#### PROBLEM TO WORK ON:
Copy out the entries exactly, from the first line to the last.

#### GIVEN RECORDS:
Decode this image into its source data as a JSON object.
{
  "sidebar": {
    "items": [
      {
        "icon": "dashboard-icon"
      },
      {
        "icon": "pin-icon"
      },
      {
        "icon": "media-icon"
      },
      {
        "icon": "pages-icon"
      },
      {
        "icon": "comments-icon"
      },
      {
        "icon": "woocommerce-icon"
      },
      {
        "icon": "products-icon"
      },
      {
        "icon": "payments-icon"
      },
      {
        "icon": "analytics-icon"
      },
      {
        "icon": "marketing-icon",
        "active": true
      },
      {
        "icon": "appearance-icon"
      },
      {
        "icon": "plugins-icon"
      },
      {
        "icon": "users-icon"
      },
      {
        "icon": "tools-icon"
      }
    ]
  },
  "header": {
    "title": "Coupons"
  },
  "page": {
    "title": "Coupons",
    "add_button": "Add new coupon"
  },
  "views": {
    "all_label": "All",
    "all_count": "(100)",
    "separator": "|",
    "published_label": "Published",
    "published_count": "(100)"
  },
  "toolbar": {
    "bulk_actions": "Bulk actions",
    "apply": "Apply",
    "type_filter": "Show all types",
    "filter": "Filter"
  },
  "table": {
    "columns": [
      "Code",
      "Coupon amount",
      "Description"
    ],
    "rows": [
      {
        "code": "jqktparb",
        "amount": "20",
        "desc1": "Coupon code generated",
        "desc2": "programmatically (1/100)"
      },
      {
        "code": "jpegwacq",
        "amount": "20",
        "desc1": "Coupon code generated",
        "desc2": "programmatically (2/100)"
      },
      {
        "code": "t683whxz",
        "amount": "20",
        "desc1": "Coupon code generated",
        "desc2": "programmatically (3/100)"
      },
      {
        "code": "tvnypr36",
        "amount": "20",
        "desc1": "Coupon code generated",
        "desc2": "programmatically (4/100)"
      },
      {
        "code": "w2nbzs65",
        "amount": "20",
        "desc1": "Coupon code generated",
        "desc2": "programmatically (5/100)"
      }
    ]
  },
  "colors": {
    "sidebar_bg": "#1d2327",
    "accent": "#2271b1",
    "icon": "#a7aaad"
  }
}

#### WRITTEN SOLUTION:
Decode this image into its source data as a JSON object.
{
  "sidebar": {
    "items": [
      {
        "icon": "dashboard-icon"
      },
      {
        "icon": "pin-icon"
      },
      {
        "icon": "media-icon"
      },
      {
        "icon": "pages-icon"
      },
      {
        "icon": "comments-icon"
      },
      {
        "icon": "woocommerce-icon"
      },
      {
        "icon": "products-icon"
      },
      {
        "icon": "payments-icon"
      },
      {
        "icon": "analytics-icon"
      },
      {
        "icon": "marketing-icon",
        "active": true
      },
      {
        "icon": "appearance-icon"
      },
      {
        "icon": "plugins-icon"
      },
      {
        "icon": "users-icon"
      },
      {
        "icon": "tools-icon"
      }
    ]
  },
  "header": {
    "title": "Coupons"
  },
  "page": {
    "title": "Coupons",
    "add_button": "Add new coupon"
  },
  "views": {
    "all_label": "All",
    "all_count": "(100)",
    "separator": "|",
    "published_label": "Published",
    "published_count": "(100)"
  },
  "toolbar": {
    "bulk_actions": "Bulk actions",
    "apply": "Apply",
    "type_filter": "Show all types",
    "filter": "Filter"
  },
  "table": {
    "columns": [
      "Code",
      "Coupon amount",
      "Description"
    ],
    "rows": [
      {
        "code": "jqktparb",
        "amount": "20",
        "desc1": "Coupon code generated",
        "desc2": "programmatically (1/100)"
      },
      {
        "code": "jpegwacq",
        "amount": "20",
        "desc1": "Coupon code generated",
        "desc2": "programmatically (2/100)"
      },
      {
        "code": "t683whxz",
        "amount": "20",
        "desc1": "Coupon code generated",
        "desc2": "programmatically (3/100)"
      },
      {
        "code": "tvnypr36",
        "amount": "20",
        "desc1": "Coupon code generated",
        "desc2": "programmatically (4/100)"
      },
      {
        "code": "w2nbzs65",
        "amount": "20",
        "desc1": "Coupon code generated",
        "desc2": "programmatically (5/100)"
      }
    ]
  },
  "colors": {
    "sidebar_bg": "#1d2327",
    "accent": "#2271b1",
    "icon": "#a7aaad"
  }
}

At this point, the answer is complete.